> [Work to be completed]: Working through the lines below, return each one that holds "Thon".

══ Records supplied ══

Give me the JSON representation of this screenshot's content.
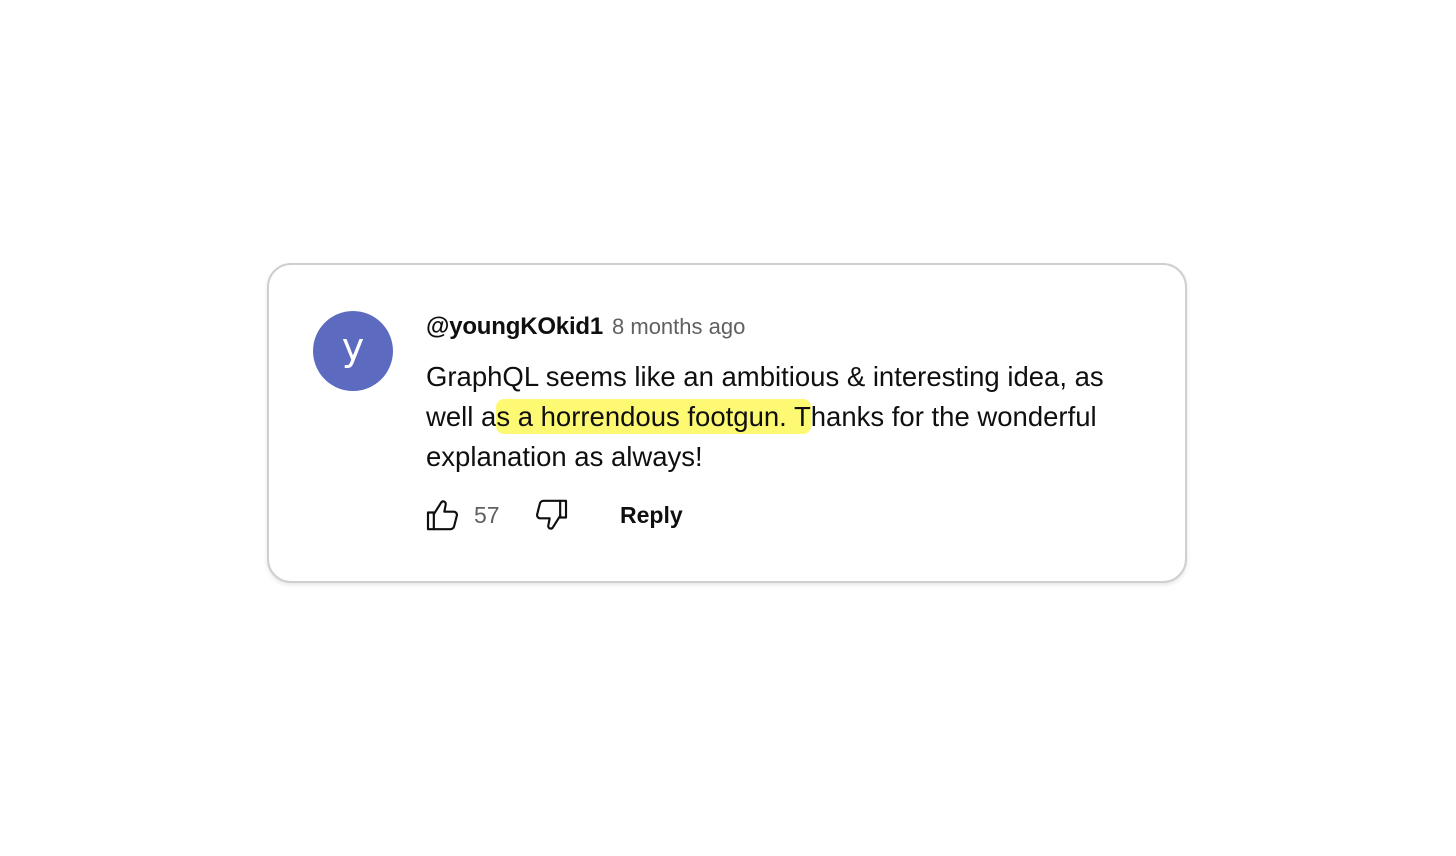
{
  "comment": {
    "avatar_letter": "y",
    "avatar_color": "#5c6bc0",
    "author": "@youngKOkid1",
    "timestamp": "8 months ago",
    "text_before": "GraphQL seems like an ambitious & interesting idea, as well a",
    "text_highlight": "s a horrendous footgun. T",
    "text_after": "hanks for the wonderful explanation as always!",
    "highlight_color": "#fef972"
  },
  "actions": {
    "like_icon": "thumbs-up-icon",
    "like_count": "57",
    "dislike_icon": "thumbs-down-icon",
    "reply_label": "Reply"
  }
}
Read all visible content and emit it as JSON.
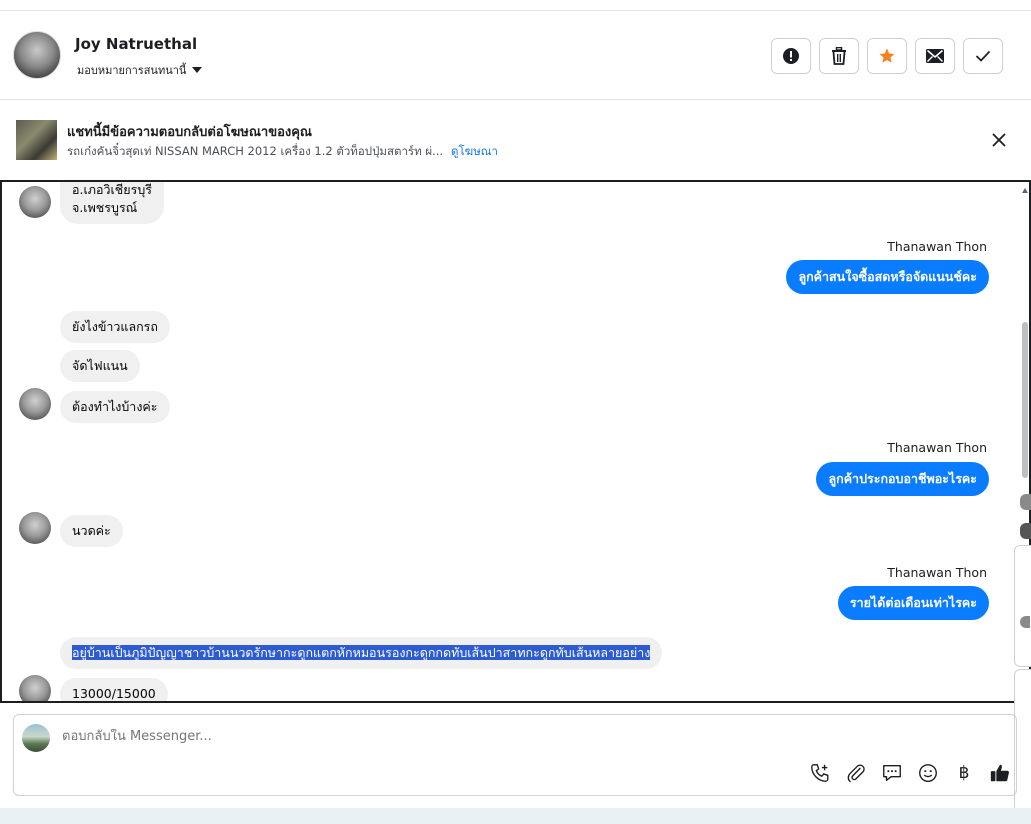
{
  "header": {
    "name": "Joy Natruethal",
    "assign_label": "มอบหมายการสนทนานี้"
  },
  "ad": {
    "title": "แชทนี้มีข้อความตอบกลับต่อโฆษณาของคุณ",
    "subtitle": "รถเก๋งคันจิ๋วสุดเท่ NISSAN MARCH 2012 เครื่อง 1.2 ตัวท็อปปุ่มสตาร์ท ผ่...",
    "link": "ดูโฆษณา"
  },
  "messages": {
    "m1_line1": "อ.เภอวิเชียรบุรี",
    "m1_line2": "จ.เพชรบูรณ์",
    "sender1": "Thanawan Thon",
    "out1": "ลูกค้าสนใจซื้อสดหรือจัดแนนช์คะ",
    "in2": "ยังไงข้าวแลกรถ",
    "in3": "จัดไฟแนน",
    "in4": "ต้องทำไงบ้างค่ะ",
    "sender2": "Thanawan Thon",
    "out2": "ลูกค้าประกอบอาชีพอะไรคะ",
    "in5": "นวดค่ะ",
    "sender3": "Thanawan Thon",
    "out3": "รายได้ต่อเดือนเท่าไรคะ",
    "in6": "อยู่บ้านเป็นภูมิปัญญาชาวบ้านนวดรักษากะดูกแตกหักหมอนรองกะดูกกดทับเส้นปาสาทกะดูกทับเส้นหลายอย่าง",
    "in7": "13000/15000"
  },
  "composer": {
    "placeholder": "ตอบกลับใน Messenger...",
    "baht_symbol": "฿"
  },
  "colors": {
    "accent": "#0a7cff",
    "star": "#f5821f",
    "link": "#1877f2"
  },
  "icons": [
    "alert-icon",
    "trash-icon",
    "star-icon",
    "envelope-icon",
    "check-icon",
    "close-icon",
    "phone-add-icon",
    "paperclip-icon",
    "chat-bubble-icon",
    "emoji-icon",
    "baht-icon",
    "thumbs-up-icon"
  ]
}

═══

> [Reply to the exercise]:
    "sender1": "Thanawan Thon",
    "sender2": "Thanawan Thon",
    "sender3": "Thanawan Thon",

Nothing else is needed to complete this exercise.